(Stored records)
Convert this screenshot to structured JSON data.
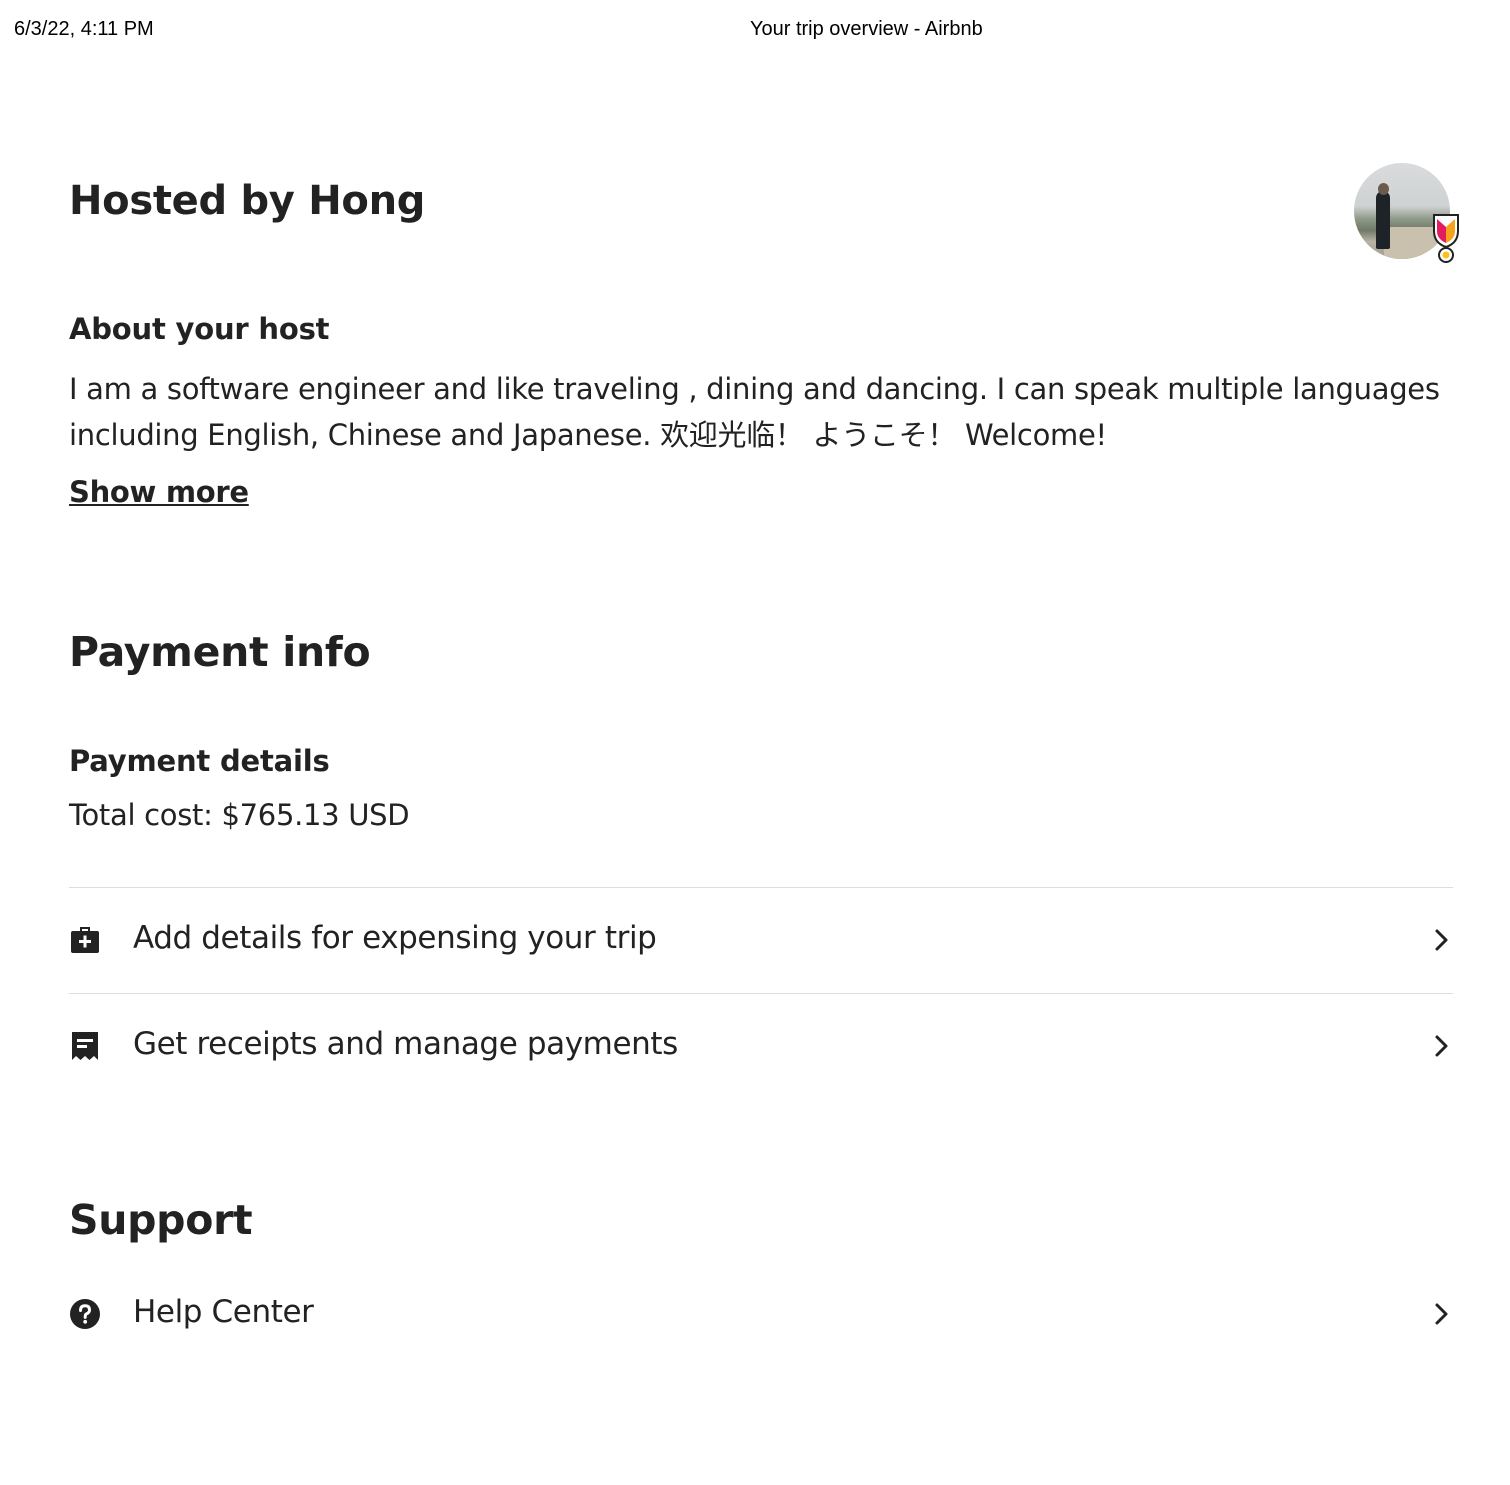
{
  "print_header": {
    "date": "6/3/22, 4:11 PM",
    "page_title": "Your trip overview - Airbnb"
  },
  "host": {
    "title": "Hosted by Hong",
    "avatar_icon": "host-avatar",
    "badge_icon": "superhost-badge-icon",
    "about_title": "About your host",
    "about_text": "I am a software engineer and like traveling , dining and dancing. I can speak multiple languages including English, Chinese and Japanese. 欢迎光临！ ようこそ！ Welcome!",
    "show_more_label": "Show more"
  },
  "payment": {
    "title": "Payment info",
    "details_title": "Payment details",
    "total_cost": "Total cost: $765.13 USD",
    "rows": [
      {
        "icon": "briefcase-plus-icon",
        "label": "Add details for expensing your trip"
      },
      {
        "icon": "receipt-icon",
        "label": "Get receipts and manage payments"
      }
    ]
  },
  "support": {
    "title": "Support",
    "rows": [
      {
        "icon": "help-circle-icon",
        "label": "Help Center"
      }
    ]
  },
  "colors": {
    "text": "#222222",
    "divider": "#dddddd",
    "badge_red": "#e31c5f",
    "badge_orange": "#f7a21b"
  }
}
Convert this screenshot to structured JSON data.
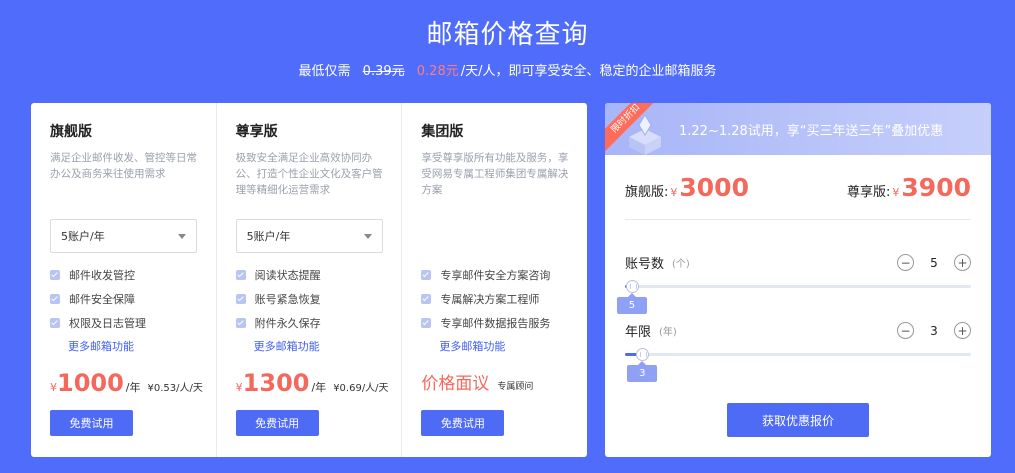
{
  "hero": {
    "title": "邮箱价格查询",
    "sub_prefix": "最低仅需",
    "old_price": "0.39元",
    "new_price": "0.28元",
    "sub_suffix": "/天/人，即可享受安全、稳定的企业邮箱服务"
  },
  "plans": [
    {
      "name": "旗舰版",
      "desc": "满足企业邮件收发、管控等日常办公及商务来往使用需求",
      "select_value": "5账户/年",
      "features": [
        "邮件收发管控",
        "邮件安全保障",
        "权限及日志管理"
      ],
      "more": "更多邮箱功能",
      "currency": "¥",
      "price": "1000",
      "unit": "/年",
      "daily": "¥0.53/人/天",
      "trial": "免费试用"
    },
    {
      "name": "尊享版",
      "desc": "极致安全满足企业高效协同办公、打造个性企业文化及客户管理等精细化运营需求",
      "select_value": "5账户/年",
      "features": [
        "阅读状态提醒",
        "账号紧急恢复",
        "附件永久保存"
      ],
      "more": "更多邮箱功能",
      "currency": "¥",
      "price": "1300",
      "unit": "/年",
      "daily": "¥0.69/人/天",
      "trial": "免费试用"
    },
    {
      "name": "集团版",
      "desc": "享受尊享版所有功能及服务，享受网易专属工程师集团专属解决方案",
      "features": [
        "专享邮件安全方案咨询",
        "专属解决方案工程师",
        "专享邮件数据报告服务"
      ],
      "more": "更多邮箱功能",
      "negotiable": "价格面议",
      "tag": "专属顾问",
      "trial": "免费试用"
    }
  ],
  "quote": {
    "ribbon": "限时折扣",
    "promo": "1.22~1.28试用，享“买三年送三年”叠加优惠",
    "flagship_label": "旗舰版:",
    "flagship_currency": "¥",
    "flagship_price": "3000",
    "premium_label": "尊享版:",
    "premium_currency": "¥",
    "premium_price": "3900",
    "accounts": {
      "label": "账号数",
      "hint": "(个)",
      "value": "5",
      "fraction": 0.02
    },
    "years": {
      "label": "年限",
      "hint": "(年)",
      "value": "3",
      "fraction": 0.05
    },
    "minus": "−",
    "plus": "+",
    "cta": "获取优惠报价"
  },
  "colors": {
    "background": "#4f6dfa",
    "accent": "#4d6bf5",
    "price": "#f5685c"
  },
  "icons": {
    "feature": "checkbox-icon",
    "dropdown": "caret-down-icon",
    "promo": "gift-box-icon"
  }
}
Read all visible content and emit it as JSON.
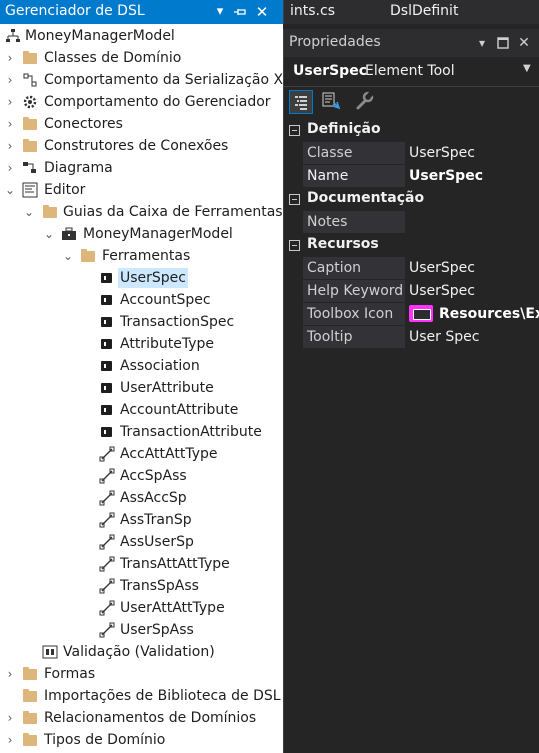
{
  "explorer": {
    "title": "Gerenciador de DSL",
    "title_buttons": [
      "dropdown-icon",
      "pin-icon",
      "close-icon"
    ],
    "tree": [
      {
        "label": "MoneyManagerModel",
        "icon": "model-tree-icon",
        "expander": "none"
      },
      {
        "label": "Classes de Domínio",
        "icon": "folder-icon",
        "expander": "collapsed"
      },
      {
        "label": "Comportamento da Serialização XML",
        "icon": "serialization-icon",
        "expander": "collapsed"
      },
      {
        "label": "Comportamento do Gerenciador",
        "icon": "gear-icon",
        "expander": "collapsed"
      },
      {
        "label": "Conectores",
        "icon": "folder-icon",
        "expander": "collapsed"
      },
      {
        "label": "Construtores de Conexões",
        "icon": "folder-icon",
        "expander": "collapsed"
      },
      {
        "label": "Diagrama",
        "icon": "diagram-icon",
        "expander": "collapsed"
      },
      {
        "label": "Editor",
        "icon": "editor-icon",
        "expander": "expanded"
      },
      {
        "label": "Guias da Caixa de Ferramentas",
        "icon": "folder-icon",
        "expander": "expanded"
      },
      {
        "label": "MoneyManagerModel",
        "icon": "toolbox-icon",
        "expander": "expanded"
      },
      {
        "label": "Ferramentas",
        "icon": "folder-icon",
        "expander": "expanded"
      },
      {
        "label": "UserSpec",
        "icon": "element-tool-icon",
        "expander": "none",
        "selected": true
      },
      {
        "label": "AccountSpec",
        "icon": "element-tool-icon",
        "expander": "none"
      },
      {
        "label": "TransactionSpec",
        "icon": "element-tool-icon",
        "expander": "none"
      },
      {
        "label": "AttributeType",
        "icon": "element-tool-icon",
        "expander": "none"
      },
      {
        "label": "Association",
        "icon": "element-tool-icon",
        "expander": "none"
      },
      {
        "label": "UserAttribute",
        "icon": "element-tool-icon",
        "expander": "none"
      },
      {
        "label": "AccountAttribute",
        "icon": "element-tool-icon",
        "expander": "none"
      },
      {
        "label": "TransactionAttribute",
        "icon": "element-tool-icon",
        "expander": "none"
      },
      {
        "label": "AccAttAttType",
        "icon": "connection-tool-icon",
        "expander": "none"
      },
      {
        "label": "AccSpAss",
        "icon": "connection-tool-icon",
        "expander": "none"
      },
      {
        "label": "AssAccSp",
        "icon": "connection-tool-icon",
        "expander": "none"
      },
      {
        "label": "AssTranSp",
        "icon": "connection-tool-icon",
        "expander": "none"
      },
      {
        "label": "AssUserSp",
        "icon": "connection-tool-icon",
        "expander": "none"
      },
      {
        "label": "TransAttAttType",
        "icon": "connection-tool-icon",
        "expander": "none"
      },
      {
        "label": "TransSpAss",
        "icon": "connection-tool-icon",
        "expander": "none"
      },
      {
        "label": "UserAttAttType",
        "icon": "connection-tool-icon",
        "expander": "none"
      },
      {
        "label": "UserSpAss",
        "icon": "connection-tool-icon",
        "expander": "none"
      },
      {
        "label": "Validação (Validation)",
        "icon": "validation-icon",
        "expander": "none"
      },
      {
        "label": "Formas",
        "icon": "folder-icon",
        "expander": "collapsed"
      },
      {
        "label": "Importações de Biblioteca de DSL",
        "icon": "folder-icon",
        "expander": "none"
      },
      {
        "label": "Relacionamentos de Domínios",
        "icon": "folder-icon",
        "expander": "collapsed"
      },
      {
        "label": "Tipos de Domínio",
        "icon": "folder-icon",
        "expander": "collapsed"
      }
    ]
  },
  "doc_tabs": [
    "ints.cs",
    "DslDefinit"
  ],
  "properties": {
    "title": "Propriedades",
    "title_buttons": [
      "dropdown-icon",
      "maximize-icon",
      "close-icon"
    ],
    "object_name": "UserSpec",
    "object_type": "Element Tool",
    "toolbar": [
      "categorized-icon",
      "property-pages-icon",
      "wrench-icon"
    ],
    "categories": [
      {
        "name": "Definição",
        "rows": [
          {
            "name": "Classe",
            "value": "UserSpec"
          },
          {
            "name": "Name",
            "value": "UserSpec",
            "bold": true
          }
        ]
      },
      {
        "name": "Documentação",
        "rows": [
          {
            "name": "Notes",
            "value": ""
          }
        ]
      },
      {
        "name": "Recursos",
        "rows": [
          {
            "name": "Caption",
            "value": "UserSpec"
          },
          {
            "name": "Help Keyword",
            "value": "UserSpec"
          },
          {
            "name": "Toolbox Icon",
            "value": "Resources\\Exa",
            "bold": true,
            "swatch": true
          },
          {
            "name": "Tooltip",
            "value": "User Spec"
          }
        ]
      }
    ]
  },
  "colors": {
    "title_bar": "#007acc",
    "selection": "#cce8ff",
    "folder": "#dcb67a",
    "dark_panel": "#252526",
    "swatch": "#ff32ff"
  }
}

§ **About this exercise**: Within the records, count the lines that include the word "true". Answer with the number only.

§ **Answer section**: 4